The Courtyard at Lake Lucerne: ViMi District
Just northeast of downtown Orlando, this expanding enclave of authentic Asian restaurants, shops, and markets is home to one of the largest Vietnamese-American communities in Florida. Dozens of Vietnamese, Korean, Thai, and Chinese restaurants crowd along Colonial Drive and Mills Avenue. The neighborhood’s grocery stores, stocked with everything from alternative medicines to exotic produce, cater mostly to Asian customers.
A short drive north of downtown Orlando’s major attractions, Winter Park charms visitors with tree-shaded avenues and a window into the world of Florida’s past.
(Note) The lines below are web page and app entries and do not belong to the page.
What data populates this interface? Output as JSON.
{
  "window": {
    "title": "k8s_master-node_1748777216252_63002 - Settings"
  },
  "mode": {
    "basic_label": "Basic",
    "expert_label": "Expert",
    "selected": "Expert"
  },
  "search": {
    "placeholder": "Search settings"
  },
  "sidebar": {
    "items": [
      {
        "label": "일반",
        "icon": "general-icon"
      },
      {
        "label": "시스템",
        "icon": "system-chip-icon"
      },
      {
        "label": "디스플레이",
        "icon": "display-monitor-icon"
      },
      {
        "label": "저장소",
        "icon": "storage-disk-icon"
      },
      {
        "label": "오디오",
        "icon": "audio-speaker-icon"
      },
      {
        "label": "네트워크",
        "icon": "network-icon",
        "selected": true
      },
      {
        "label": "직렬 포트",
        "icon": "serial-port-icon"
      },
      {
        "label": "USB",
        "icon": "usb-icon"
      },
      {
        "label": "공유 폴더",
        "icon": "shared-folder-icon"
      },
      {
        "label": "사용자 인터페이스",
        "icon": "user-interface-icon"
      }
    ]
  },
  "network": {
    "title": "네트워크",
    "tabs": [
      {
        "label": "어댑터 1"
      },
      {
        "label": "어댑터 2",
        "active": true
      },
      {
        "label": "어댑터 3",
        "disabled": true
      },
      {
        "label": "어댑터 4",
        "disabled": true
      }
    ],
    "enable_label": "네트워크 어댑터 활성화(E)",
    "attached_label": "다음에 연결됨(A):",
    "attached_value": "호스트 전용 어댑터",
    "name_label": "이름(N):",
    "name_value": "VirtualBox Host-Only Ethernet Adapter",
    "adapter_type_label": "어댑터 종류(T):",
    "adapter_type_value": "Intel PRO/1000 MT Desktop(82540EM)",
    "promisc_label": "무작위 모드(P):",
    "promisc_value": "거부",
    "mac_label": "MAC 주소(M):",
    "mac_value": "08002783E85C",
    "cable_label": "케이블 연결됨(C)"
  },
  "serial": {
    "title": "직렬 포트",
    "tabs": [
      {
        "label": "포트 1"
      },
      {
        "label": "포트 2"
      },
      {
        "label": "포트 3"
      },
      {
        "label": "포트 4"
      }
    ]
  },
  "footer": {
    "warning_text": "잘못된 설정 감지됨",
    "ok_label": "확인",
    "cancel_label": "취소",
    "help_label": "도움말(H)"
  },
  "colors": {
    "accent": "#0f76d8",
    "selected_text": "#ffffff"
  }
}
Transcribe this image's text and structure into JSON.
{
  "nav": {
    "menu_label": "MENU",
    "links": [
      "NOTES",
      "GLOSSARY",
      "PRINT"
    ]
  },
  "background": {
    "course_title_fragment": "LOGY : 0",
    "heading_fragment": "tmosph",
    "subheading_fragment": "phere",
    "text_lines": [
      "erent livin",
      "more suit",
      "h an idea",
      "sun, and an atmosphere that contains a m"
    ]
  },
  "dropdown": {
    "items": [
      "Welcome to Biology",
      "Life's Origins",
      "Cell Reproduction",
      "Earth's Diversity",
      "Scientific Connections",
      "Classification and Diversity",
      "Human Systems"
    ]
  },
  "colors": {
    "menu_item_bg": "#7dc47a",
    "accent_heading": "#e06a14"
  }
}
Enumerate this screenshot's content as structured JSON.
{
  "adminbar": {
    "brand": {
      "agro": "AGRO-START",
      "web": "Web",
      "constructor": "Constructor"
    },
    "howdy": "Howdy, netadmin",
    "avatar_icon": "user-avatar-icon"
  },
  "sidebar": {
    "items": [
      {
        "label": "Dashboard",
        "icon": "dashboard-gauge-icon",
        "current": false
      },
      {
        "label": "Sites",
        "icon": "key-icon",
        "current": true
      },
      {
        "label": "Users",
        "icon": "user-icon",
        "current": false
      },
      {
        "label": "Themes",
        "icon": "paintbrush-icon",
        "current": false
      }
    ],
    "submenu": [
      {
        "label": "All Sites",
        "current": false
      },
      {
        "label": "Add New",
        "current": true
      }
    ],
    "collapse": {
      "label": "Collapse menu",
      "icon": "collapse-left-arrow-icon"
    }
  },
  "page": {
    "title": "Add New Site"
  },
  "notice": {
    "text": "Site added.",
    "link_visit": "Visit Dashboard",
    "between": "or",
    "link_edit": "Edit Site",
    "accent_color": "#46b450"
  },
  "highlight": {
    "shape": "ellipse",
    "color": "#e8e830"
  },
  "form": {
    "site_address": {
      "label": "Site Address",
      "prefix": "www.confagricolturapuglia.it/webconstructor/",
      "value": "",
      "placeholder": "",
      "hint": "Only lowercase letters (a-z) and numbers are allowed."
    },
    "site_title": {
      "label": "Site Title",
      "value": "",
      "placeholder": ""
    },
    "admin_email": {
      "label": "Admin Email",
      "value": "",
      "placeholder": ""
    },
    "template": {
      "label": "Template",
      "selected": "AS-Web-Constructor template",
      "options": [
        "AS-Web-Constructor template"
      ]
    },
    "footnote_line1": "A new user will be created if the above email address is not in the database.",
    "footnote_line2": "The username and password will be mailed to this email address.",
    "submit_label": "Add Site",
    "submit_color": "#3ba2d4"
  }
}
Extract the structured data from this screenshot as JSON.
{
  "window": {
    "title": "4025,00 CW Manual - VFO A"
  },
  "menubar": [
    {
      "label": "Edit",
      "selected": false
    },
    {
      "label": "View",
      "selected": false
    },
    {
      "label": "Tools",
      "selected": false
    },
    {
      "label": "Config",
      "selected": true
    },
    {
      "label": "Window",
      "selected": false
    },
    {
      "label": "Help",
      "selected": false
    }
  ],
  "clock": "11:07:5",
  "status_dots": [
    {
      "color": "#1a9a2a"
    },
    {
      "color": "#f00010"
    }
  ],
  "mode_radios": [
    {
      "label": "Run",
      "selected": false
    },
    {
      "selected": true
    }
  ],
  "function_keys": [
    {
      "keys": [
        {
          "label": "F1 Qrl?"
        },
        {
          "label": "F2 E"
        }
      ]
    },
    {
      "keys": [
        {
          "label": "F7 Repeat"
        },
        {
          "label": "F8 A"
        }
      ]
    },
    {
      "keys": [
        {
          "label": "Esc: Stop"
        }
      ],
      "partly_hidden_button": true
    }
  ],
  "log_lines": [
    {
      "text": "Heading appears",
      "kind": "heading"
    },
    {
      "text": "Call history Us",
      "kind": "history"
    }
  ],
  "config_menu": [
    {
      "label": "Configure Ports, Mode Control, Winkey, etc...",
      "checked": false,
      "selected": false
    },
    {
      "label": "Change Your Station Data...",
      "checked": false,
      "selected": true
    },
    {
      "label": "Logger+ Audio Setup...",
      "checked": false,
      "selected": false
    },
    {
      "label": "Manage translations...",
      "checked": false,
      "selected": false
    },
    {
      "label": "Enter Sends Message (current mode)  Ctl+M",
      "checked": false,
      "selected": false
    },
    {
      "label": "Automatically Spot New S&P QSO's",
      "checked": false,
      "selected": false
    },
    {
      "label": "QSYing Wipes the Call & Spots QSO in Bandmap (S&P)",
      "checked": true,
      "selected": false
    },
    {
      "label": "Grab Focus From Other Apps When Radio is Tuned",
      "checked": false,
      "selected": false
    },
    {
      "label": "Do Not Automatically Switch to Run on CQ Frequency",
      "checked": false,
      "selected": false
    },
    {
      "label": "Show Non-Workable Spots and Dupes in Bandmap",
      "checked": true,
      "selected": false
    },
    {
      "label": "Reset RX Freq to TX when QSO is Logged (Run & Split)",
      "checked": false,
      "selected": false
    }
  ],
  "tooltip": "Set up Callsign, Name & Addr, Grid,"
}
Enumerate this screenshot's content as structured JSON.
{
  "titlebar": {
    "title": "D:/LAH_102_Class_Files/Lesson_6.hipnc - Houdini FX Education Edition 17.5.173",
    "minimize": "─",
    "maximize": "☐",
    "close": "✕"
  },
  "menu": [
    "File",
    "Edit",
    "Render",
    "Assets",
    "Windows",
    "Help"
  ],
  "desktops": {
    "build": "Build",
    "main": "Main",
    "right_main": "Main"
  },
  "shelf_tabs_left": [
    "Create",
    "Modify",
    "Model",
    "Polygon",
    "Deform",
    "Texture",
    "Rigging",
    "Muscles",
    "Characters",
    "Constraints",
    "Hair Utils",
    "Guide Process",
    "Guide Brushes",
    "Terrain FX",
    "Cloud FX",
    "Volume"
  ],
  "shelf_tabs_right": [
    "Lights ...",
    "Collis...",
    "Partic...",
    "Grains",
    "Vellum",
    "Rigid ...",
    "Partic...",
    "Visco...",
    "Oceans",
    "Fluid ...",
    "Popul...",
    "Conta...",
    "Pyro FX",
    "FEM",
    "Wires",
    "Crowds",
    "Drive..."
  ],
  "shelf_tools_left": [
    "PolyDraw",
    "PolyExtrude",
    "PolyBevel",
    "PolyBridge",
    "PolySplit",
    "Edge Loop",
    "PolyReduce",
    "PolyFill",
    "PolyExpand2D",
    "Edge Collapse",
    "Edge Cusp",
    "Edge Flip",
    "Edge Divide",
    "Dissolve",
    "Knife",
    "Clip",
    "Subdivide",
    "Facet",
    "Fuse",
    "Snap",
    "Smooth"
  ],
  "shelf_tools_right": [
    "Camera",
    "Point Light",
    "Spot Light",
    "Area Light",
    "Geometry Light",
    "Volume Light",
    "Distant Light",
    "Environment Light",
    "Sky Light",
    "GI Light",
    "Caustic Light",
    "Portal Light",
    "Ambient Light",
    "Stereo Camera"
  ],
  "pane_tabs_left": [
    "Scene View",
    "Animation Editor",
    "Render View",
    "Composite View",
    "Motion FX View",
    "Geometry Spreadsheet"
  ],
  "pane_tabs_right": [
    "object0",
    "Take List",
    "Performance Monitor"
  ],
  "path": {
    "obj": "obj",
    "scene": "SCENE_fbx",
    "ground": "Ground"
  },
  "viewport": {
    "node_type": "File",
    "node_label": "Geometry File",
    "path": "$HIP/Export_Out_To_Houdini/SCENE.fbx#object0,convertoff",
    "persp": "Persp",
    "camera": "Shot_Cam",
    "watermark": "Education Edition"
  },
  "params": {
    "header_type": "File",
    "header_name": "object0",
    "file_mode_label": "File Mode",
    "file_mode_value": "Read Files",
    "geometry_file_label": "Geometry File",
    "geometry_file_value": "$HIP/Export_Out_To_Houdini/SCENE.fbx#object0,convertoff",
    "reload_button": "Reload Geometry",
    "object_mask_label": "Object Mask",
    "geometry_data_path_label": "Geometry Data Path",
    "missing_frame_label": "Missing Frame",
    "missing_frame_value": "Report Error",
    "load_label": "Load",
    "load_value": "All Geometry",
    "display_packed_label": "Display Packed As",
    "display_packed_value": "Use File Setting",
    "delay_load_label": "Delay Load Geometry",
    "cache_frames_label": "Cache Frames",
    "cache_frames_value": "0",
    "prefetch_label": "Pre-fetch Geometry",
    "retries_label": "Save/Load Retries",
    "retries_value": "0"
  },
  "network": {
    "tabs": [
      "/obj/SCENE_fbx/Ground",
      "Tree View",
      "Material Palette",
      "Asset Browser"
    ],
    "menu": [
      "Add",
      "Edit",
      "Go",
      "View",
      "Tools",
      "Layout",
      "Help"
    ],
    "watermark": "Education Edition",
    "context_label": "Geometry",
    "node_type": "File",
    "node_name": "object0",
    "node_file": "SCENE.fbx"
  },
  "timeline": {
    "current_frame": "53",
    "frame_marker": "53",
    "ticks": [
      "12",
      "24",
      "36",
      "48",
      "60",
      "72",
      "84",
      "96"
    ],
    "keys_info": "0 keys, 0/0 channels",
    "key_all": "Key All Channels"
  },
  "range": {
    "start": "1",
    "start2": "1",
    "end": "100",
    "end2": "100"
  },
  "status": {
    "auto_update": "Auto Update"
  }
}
Once a major citrus-growing region, Winter Park was a popular retreat for well-to-do Northerners who traveled south by train in the early 20th century. From those roots, a city sprang up where culture thrived and natural resources were well-protected. Today, Winter Park is 8 square miles with 20,000 oak trees and is home to almost 28,000 residents.
Winter Park’s Charles Hosmer Morse Museum of American Art features the world’s most comprehensive collection of the works of Louis Comfort Tiffany.
Just northwest of downtown Orlando along Edgewater Drive is delightful College Park, with streets named for famous colleges like Harvard, Yale, and Dartmouth. Key West style bungalows mix with turn-of-the-20th-century mansions while young professionals mix with longtime residents in a burgeoning neighborhood sprinkled with colorful shops and restaurants.
Those nostalgic for the small town America experience of yesteryear will enjoy a visit to Baldwin Park, located just minutes from downtown Orlando. The neighborhood was designed to foster a sense of community, featuring narrow streets and wide sidewalks, miles of walking trails, distinct architecture, vibrant town centers and a mix of amenities that allow residents to live, work and play in their own neighborhood.
Located in Osceola County near the Walt Disney World Resort and developed by the Walt Disney Company as the quintessential American town, this idyllic neighborhood boasts dozens of “villages,” businesses, its own schools and thriving downtown, filled with a variety of shopping and dining options and special events.
Incorporated in 1883 and placed on the National Register of Historic Places in 1998, Eatonville is the oldest African-American municipality in the United States and home to author and folklorist Zora Neale Hurston, who spent her early years in Eatonville and wrote about those years in Their Eyes Were Watching God and Dust Tracks on a Road.